Top of ENTRIES SUPPLIED
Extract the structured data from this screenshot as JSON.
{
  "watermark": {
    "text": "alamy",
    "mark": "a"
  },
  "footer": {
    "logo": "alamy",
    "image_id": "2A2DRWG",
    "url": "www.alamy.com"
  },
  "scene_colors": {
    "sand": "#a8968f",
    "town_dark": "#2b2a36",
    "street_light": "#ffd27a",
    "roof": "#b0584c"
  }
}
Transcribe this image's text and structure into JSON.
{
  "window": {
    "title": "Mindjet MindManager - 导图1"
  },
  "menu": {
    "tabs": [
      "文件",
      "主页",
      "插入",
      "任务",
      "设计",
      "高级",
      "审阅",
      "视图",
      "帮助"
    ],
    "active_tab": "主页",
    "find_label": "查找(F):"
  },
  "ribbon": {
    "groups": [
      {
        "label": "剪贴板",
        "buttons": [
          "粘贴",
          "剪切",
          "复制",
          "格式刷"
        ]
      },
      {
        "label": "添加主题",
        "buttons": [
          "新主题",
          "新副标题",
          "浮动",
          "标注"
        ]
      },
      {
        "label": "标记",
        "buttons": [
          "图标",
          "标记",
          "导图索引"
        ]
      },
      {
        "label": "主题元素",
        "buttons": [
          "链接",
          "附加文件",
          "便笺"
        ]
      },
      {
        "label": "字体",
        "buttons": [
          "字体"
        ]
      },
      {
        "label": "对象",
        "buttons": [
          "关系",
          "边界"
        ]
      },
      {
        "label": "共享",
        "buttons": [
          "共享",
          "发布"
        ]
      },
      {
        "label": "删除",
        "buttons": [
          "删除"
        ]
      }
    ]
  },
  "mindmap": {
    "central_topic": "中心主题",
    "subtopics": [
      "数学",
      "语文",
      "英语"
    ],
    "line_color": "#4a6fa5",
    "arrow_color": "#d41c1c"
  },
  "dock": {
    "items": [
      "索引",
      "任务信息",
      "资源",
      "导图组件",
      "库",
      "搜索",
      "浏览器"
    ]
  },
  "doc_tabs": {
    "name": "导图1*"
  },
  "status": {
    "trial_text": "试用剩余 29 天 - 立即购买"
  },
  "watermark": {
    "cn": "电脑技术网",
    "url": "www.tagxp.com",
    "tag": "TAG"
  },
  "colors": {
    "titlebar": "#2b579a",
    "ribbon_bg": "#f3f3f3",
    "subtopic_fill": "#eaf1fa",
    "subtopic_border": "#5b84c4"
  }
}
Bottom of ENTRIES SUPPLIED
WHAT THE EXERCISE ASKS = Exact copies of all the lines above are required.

WRITTEN SOLUTION =
Extract the structured data from this screenshot as JSON.
{
  "watermark": {
    "text": "alamy",
    "mark": "a"
  },
  "footer": {
    "logo": "alamy",
    "image_id": "2A2DRWG",
    "url": "www.alamy.com"
  },
  "scene_colors": {
    "sand": "#a8968f",
    "town_dark": "#2b2a36",
    "street_light": "#ffd27a",
    "roof": "#b0584c"
  }
}
Transcribe this image's text and structure into JSON.
{
  "window": {
    "title": "Mindjet MindManager - 导图1"
  },
  "menu": {
    "tabs": [
      "文件",
      "主页",
      "插入",
      "任务",
      "设计",
      "高级",
      "审阅",
      "视图",
      "帮助"
    ],
    "active_tab": "主页",
    "find_label": "查找(F):"
  },
  "ribbon": {
    "groups": [
      {
        "label": "剪贴板",
        "buttons": [
          "粘贴",
          "剪切",
          "复制",
          "格式刷"
        ]
      },
      {
        "label": "添加主题",
        "buttons": [
          "新主题",
          "新副标题",
          "浮动",
          "标注"
        ]
      },
      {
        "label": "标记",
        "buttons": [
          "图标",
          "标记",
          "导图索引"
        ]
      },
      {
        "label": "主题元素",
        "buttons": [
          "链接",
          "附加文件",
          "便笺"
        ]
      },
      {
        "label": "字体",
        "buttons": [
          "字体"
        ]
      },
      {
        "label": "对象",
        "buttons": [
          "关系",
          "边界"
        ]
      },
      {
        "label": "共享",
        "buttons": [
          "共享",
          "发布"
        ]
      },
      {
        "label": "删除",
        "buttons": [
          "删除"
        ]
      }
    ]
  },
  "mindmap": {
    "central_topic": "中心主题",
    "subtopics": [
      "数学",
      "语文",
      "英语"
    ],
    "line_color": "#4a6fa5",
    "arrow_color": "#d41c1c"
  },
  "dock": {
    "items": [
      "索引",
      "任务信息",
      "资源",
      "导图组件",
      "库",
      "搜索",
      "浏览器"
    ]
  },
  "doc_tabs": {
    "name": "导图1*"
  },
  "status": {
    "trial_text": "试用剩余 29 天 - 立即购买"
  },
  "watermark": {
    "cn": "电脑技术网",
    "url": "www.tagxp.com",
    "tag": "TAG"
  },
  "colors": {
    "titlebar": "#2b579a",
    "ribbon_bg": "#f3f3f3",
    "subtopic_fill": "#eaf1fa",
    "subtopic_border": "#5b84c4"
  }
}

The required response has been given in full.